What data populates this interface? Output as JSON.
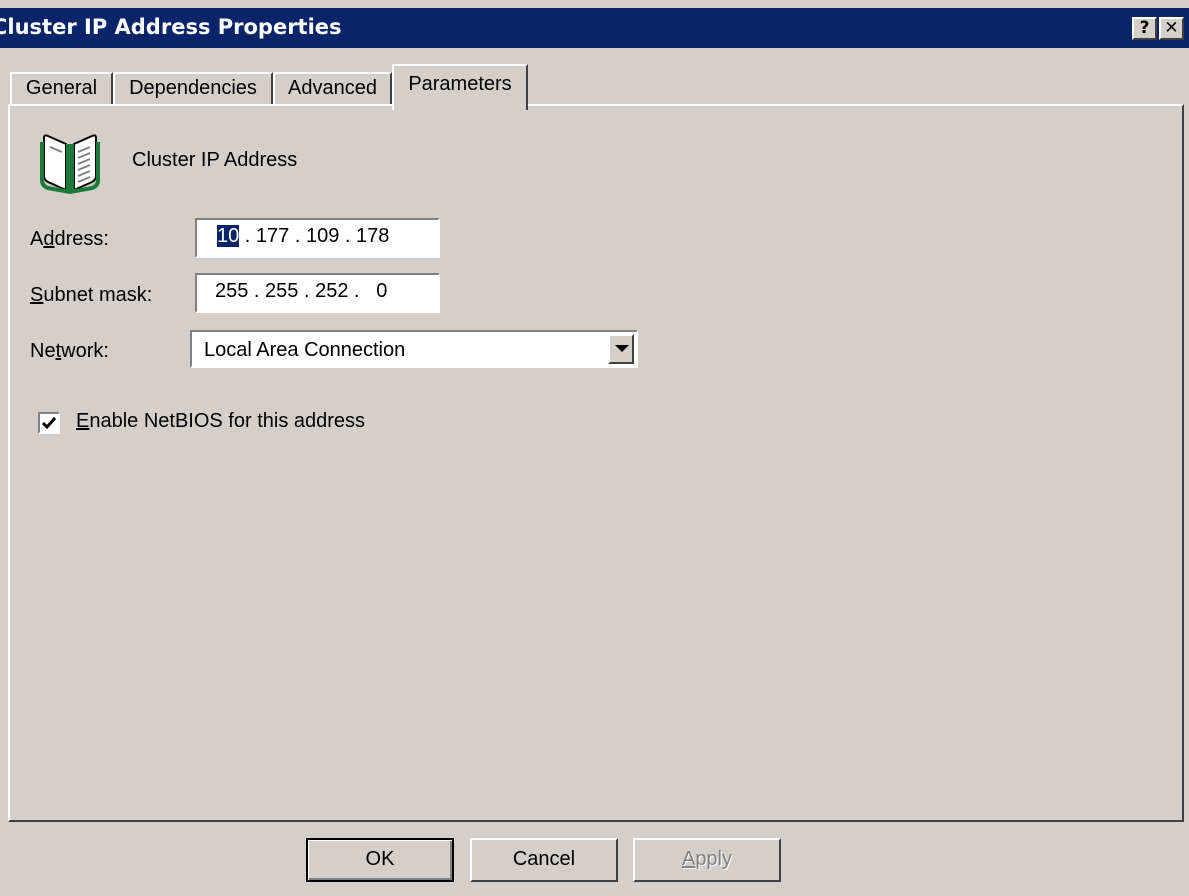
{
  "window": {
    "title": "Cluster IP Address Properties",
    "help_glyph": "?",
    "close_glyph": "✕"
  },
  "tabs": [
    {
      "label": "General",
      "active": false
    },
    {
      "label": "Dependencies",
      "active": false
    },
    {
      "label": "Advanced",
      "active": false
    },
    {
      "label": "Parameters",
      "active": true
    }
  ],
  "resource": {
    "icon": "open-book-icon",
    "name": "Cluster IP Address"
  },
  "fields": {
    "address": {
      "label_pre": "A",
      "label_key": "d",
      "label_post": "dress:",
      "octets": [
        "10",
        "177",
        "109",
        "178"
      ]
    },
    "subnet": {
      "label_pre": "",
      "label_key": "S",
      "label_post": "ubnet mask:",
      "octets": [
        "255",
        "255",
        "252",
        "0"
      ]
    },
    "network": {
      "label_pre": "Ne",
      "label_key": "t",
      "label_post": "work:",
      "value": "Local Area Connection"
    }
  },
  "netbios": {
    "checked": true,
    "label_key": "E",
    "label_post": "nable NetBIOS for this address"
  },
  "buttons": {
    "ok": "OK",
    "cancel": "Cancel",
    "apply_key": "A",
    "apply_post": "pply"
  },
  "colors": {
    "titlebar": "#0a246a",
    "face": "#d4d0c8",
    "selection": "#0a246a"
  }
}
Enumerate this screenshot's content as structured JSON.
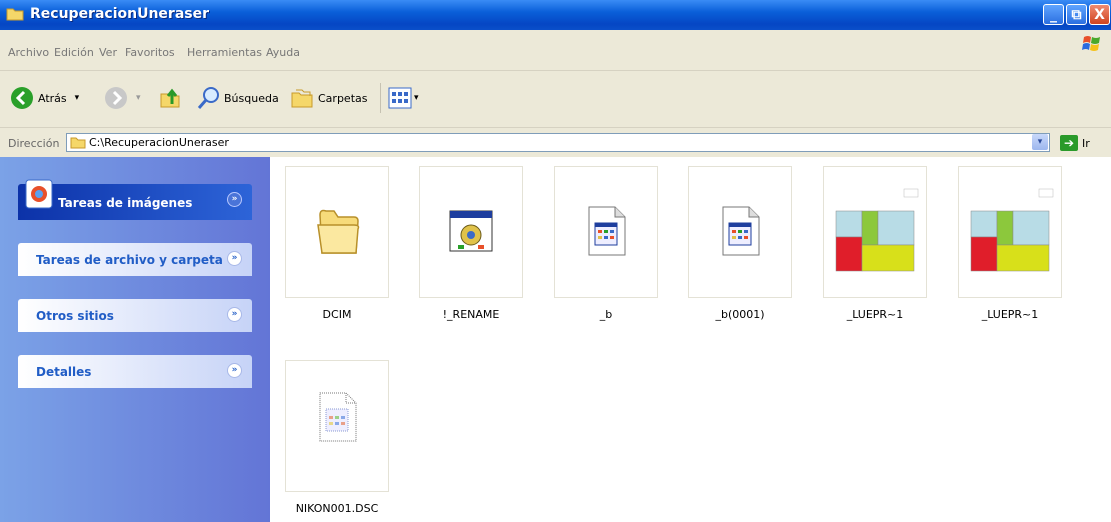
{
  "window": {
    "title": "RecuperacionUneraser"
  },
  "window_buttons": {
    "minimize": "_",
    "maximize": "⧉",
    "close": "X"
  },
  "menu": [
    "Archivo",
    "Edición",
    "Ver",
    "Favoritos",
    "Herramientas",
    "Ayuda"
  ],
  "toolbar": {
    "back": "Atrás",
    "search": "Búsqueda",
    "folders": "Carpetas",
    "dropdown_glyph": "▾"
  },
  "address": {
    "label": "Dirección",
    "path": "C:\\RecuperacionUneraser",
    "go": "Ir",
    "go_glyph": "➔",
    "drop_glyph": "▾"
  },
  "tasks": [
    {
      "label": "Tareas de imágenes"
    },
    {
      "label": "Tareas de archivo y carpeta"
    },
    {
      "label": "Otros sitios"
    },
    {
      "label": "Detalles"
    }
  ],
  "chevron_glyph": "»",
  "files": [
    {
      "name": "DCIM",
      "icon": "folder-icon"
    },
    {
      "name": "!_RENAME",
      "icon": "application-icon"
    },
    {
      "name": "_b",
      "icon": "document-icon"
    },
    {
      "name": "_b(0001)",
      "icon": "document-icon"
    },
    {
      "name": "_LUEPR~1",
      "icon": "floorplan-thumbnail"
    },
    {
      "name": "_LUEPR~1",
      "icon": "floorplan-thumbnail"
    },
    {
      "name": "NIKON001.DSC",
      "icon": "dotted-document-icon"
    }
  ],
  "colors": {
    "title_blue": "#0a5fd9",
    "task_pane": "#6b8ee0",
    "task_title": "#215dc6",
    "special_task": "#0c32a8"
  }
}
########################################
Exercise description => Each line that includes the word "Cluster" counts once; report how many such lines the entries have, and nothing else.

Response => 2